Uncovering ourselves is messy. When I started my remembrance I decided to take all parts of me along. I could not imagine a world where I had to to participate in self depreciation in order to be Taina.
By the time I sat in Tony Castanha's world history class, a prerequisite for my masters, I was 26. I had navigated my identity long enough to know that nothing was perfect, even my ancestors. That semester I returned to the Catholic faith, something that brought me much joy. So imagine my confusion when Prof. Castanha announced we would be burning the Papal Bulls that gave Columbus the power to claim lands, and convert people, resulting in the murder of many of my Taino ancestors. I participated in the burning, in front of the cathedral, because faith doesn't erase accountability or genocide. This was a decision that would continue to shape how I navigate identity.
Soon after I took a DNA test. My findings were surprising and disappointing. I believed I was something... something more than European and African. Taina, indigenous, native those were the things I believed I was.
My results felt like a colonial slap. I could not believe I was this white. I am literally the most un- white person I know. But there it was in my genetic makeup 57.2% European. Shocking right!
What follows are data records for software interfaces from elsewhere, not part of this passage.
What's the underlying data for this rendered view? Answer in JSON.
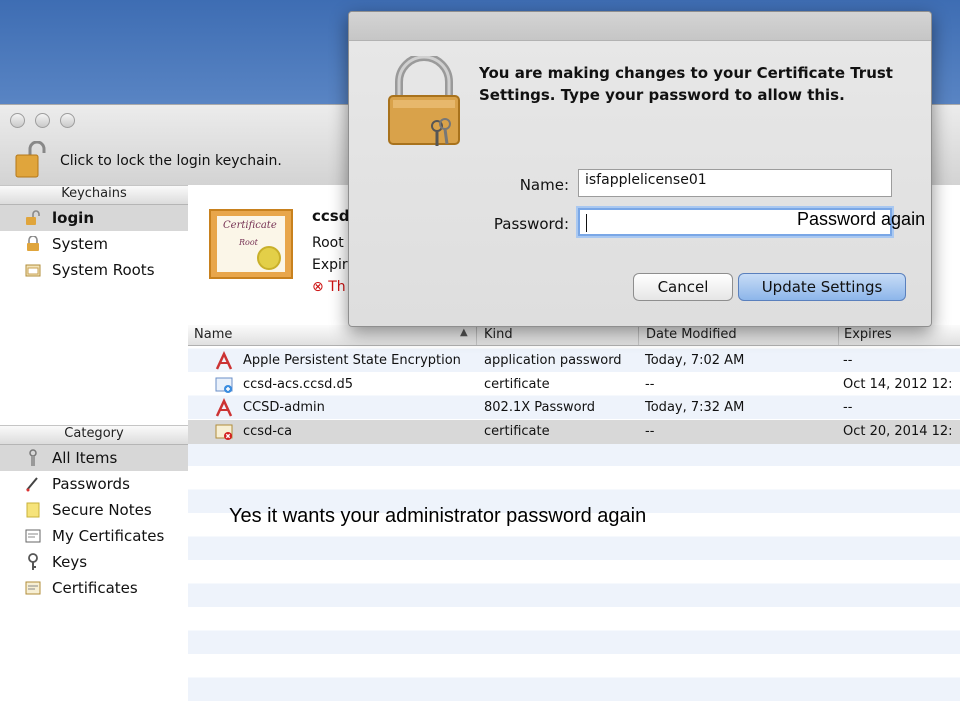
{
  "window": {
    "lock_text": "Click to lock the login keychain."
  },
  "sidebar": {
    "keychains_header": "Keychains",
    "keychains": [
      {
        "label": "login",
        "icon": "unlocked-icon"
      },
      {
        "label": "System",
        "icon": "lock-icon"
      },
      {
        "label": "System Roots",
        "icon": "folder-icon"
      }
    ],
    "category_header": "Category",
    "categories": [
      {
        "label": "All Items",
        "icon": "all-items-icon"
      },
      {
        "label": "Passwords",
        "icon": "pen-icon"
      },
      {
        "label": "Secure Notes",
        "icon": "note-icon"
      },
      {
        "label": "My Certificates",
        "icon": "certificate-icon"
      },
      {
        "label": "Keys",
        "icon": "key-icon"
      },
      {
        "label": "Certificates",
        "icon": "certificate-icon"
      }
    ]
  },
  "detail": {
    "cert_title": "Certificate",
    "cert_sub": "Root",
    "name": "ccsd",
    "line1": "Root",
    "line2": "Expir",
    "error": "Th"
  },
  "table": {
    "columns": [
      "Name",
      "Kind",
      "Date Modified",
      "Expires"
    ],
    "rows": [
      {
        "name": "Apple Persistent State Encryption",
        "kind": "application password",
        "date": "Today, 7:02 AM",
        "expires": "--",
        "icon": "app-password-icon"
      },
      {
        "name": "ccsd-acs.ccsd.d5",
        "kind": "certificate",
        "date": "--",
        "expires": "Oct 14, 2012 12:",
        "icon": "certificate-icon"
      },
      {
        "name": "CCSD-admin",
        "kind": "802.1X Password",
        "date": "Today, 7:32 AM",
        "expires": "--",
        "icon": "app-password-icon"
      },
      {
        "name": "ccsd-ca",
        "kind": "certificate",
        "date": "--",
        "expires": "Oct 20, 2014 12:",
        "icon": "certificate-error-icon"
      }
    ]
  },
  "caption": "Yes it wants your administrator password again",
  "dialog": {
    "message": "You are making changes to your Certificate Trust Settings. Type your password to allow this.",
    "name_label": "Name:",
    "name_value": "isfapplelicense01",
    "password_label": "Password:",
    "password_note": "Password again",
    "cancel_label": "Cancel",
    "update_label": "Update Settings"
  }
}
The 34.1% African I was happy about, but nobody believes it! I remember scrolling down these results and thinking why do I feel I so Taina?
My results also made me take stock of my whiteness and the disappointment it triggered...
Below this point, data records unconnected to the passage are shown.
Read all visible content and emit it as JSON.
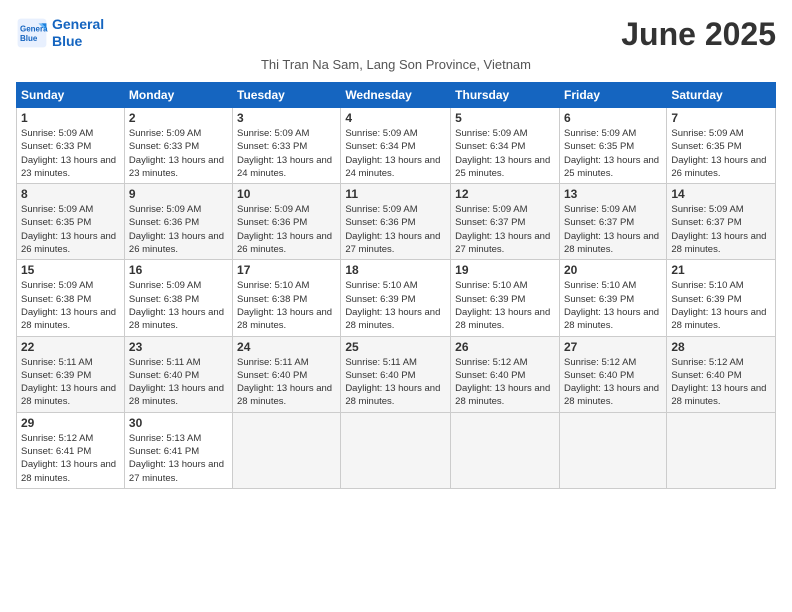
{
  "header": {
    "logo_line1": "General",
    "logo_line2": "Blue",
    "title": "June 2025",
    "subtitle": "Thi Tran Na Sam, Lang Son Province, Vietnam"
  },
  "weekdays": [
    "Sunday",
    "Monday",
    "Tuesday",
    "Wednesday",
    "Thursday",
    "Friday",
    "Saturday"
  ],
  "weeks": [
    [
      {
        "day": "1",
        "sunrise": "5:09 AM",
        "sunset": "6:33 PM",
        "daylight": "13 hours and 23 minutes."
      },
      {
        "day": "2",
        "sunrise": "5:09 AM",
        "sunset": "6:33 PM",
        "daylight": "13 hours and 23 minutes."
      },
      {
        "day": "3",
        "sunrise": "5:09 AM",
        "sunset": "6:33 PM",
        "daylight": "13 hours and 24 minutes."
      },
      {
        "day": "4",
        "sunrise": "5:09 AM",
        "sunset": "6:34 PM",
        "daylight": "13 hours and 24 minutes."
      },
      {
        "day": "5",
        "sunrise": "5:09 AM",
        "sunset": "6:34 PM",
        "daylight": "13 hours and 25 minutes."
      },
      {
        "day": "6",
        "sunrise": "5:09 AM",
        "sunset": "6:35 PM",
        "daylight": "13 hours and 25 minutes."
      },
      {
        "day": "7",
        "sunrise": "5:09 AM",
        "sunset": "6:35 PM",
        "daylight": "13 hours and 26 minutes."
      }
    ],
    [
      {
        "day": "8",
        "sunrise": "5:09 AM",
        "sunset": "6:35 PM",
        "daylight": "13 hours and 26 minutes."
      },
      {
        "day": "9",
        "sunrise": "5:09 AM",
        "sunset": "6:36 PM",
        "daylight": "13 hours and 26 minutes."
      },
      {
        "day": "10",
        "sunrise": "5:09 AM",
        "sunset": "6:36 PM",
        "daylight": "13 hours and 26 minutes."
      },
      {
        "day": "11",
        "sunrise": "5:09 AM",
        "sunset": "6:36 PM",
        "daylight": "13 hours and 27 minutes."
      },
      {
        "day": "12",
        "sunrise": "5:09 AM",
        "sunset": "6:37 PM",
        "daylight": "13 hours and 27 minutes."
      },
      {
        "day": "13",
        "sunrise": "5:09 AM",
        "sunset": "6:37 PM",
        "daylight": "13 hours and 28 minutes."
      },
      {
        "day": "14",
        "sunrise": "5:09 AM",
        "sunset": "6:37 PM",
        "daylight": "13 hours and 28 minutes."
      }
    ],
    [
      {
        "day": "15",
        "sunrise": "5:09 AM",
        "sunset": "6:38 PM",
        "daylight": "13 hours and 28 minutes."
      },
      {
        "day": "16",
        "sunrise": "5:09 AM",
        "sunset": "6:38 PM",
        "daylight": "13 hours and 28 minutes."
      },
      {
        "day": "17",
        "sunrise": "5:10 AM",
        "sunset": "6:38 PM",
        "daylight": "13 hours and 28 minutes."
      },
      {
        "day": "18",
        "sunrise": "5:10 AM",
        "sunset": "6:39 PM",
        "daylight": "13 hours and 28 minutes."
      },
      {
        "day": "19",
        "sunrise": "5:10 AM",
        "sunset": "6:39 PM",
        "daylight": "13 hours and 28 minutes."
      },
      {
        "day": "20",
        "sunrise": "5:10 AM",
        "sunset": "6:39 PM",
        "daylight": "13 hours and 28 minutes."
      },
      {
        "day": "21",
        "sunrise": "5:10 AM",
        "sunset": "6:39 PM",
        "daylight": "13 hours and 28 minutes."
      }
    ],
    [
      {
        "day": "22",
        "sunrise": "5:11 AM",
        "sunset": "6:39 PM",
        "daylight": "13 hours and 28 minutes."
      },
      {
        "day": "23",
        "sunrise": "5:11 AM",
        "sunset": "6:40 PM",
        "daylight": "13 hours and 28 minutes."
      },
      {
        "day": "24",
        "sunrise": "5:11 AM",
        "sunset": "6:40 PM",
        "daylight": "13 hours and 28 minutes."
      },
      {
        "day": "25",
        "sunrise": "5:11 AM",
        "sunset": "6:40 PM",
        "daylight": "13 hours and 28 minutes."
      },
      {
        "day": "26",
        "sunrise": "5:12 AM",
        "sunset": "6:40 PM",
        "daylight": "13 hours and 28 minutes."
      },
      {
        "day": "27",
        "sunrise": "5:12 AM",
        "sunset": "6:40 PM",
        "daylight": "13 hours and 28 minutes."
      },
      {
        "day": "28",
        "sunrise": "5:12 AM",
        "sunset": "6:40 PM",
        "daylight": "13 hours and 28 minutes."
      }
    ],
    [
      {
        "day": "29",
        "sunrise": "5:12 AM",
        "sunset": "6:41 PM",
        "daylight": "13 hours and 28 minutes."
      },
      {
        "day": "30",
        "sunrise": "5:13 AM",
        "sunset": "6:41 PM",
        "daylight": "13 hours and 27 minutes."
      },
      null,
      null,
      null,
      null,
      null
    ]
  ],
  "labels": {
    "sunrise": "Sunrise:",
    "sunset": "Sunset:",
    "daylight": "Daylight:"
  }
}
Race wasn't something I thought about while growing up in the Dominican Republic. Some people were light, others were medium, others were dark... But through education I learned what Europeans had done to Ayiti (modern Dominican Republic). Returning to America and being exposed to modern day racism helped me shape my definition of whiteness.
My opinions on whiteness were formed as I read the accounts of the torture and abuse my ancestors lived through. Needless to say I struggled to reconcile the torture with the many white people I knew that were kind, generous and didn't mutilate indigenous people. I have white friends! mentors! Teachers that have made my life better simply by being in it.
This created quite the dilemma because 57% of me was linked to pure evil. I understood that rape led to the majority of this genetic signature. But I refused to live defined by 1492. I am so much more than that. It has taken me a long time to come to terms with my genetics. Part of this healing required an understanding that sloppy ancestors come in all shapes, and races.
This realization hit me when I looked into my maternal great- grandfather.
Before my trip to the Dominican Republic I knew that he had been a horrible husband to my great grandmother, Ramona. He abandoned her and her children. Grams remembered being hungry, angry. He cheated on Ramona, moved up the road with his new wife and at one point asked her to breastfeed his child. Ramona was still lactating because she too had given birth to his child around that time. I wasn't a fan of his. Then I learned that he wasn't just a cheater, it seems he was a murderer.
This realization broke my heart.
I couldn't believe that I was made up of pieces of this man. My entire life I tried to be "good". I stole something in high school and it still bothers me. I'm empathetic, loyal, and honest. How could this man be a part of me? This made me realize that your ancestors aren't a sentence.
I had to believe that we make a choice when we accept this timeline. Regardless of your makeup you choose which parts of them you want to honor. Some of us seem unable to break away from the harmful patterns of our ancestors. I'm thankful I was. So yes, I'm a white girl. It probably explains my love for all things pumpkin!
To those navigating their own makeup be kind to yourself. The other alternative is to hate parts of yourself. That takes up too much space in your heart. So do sloppy ancestors...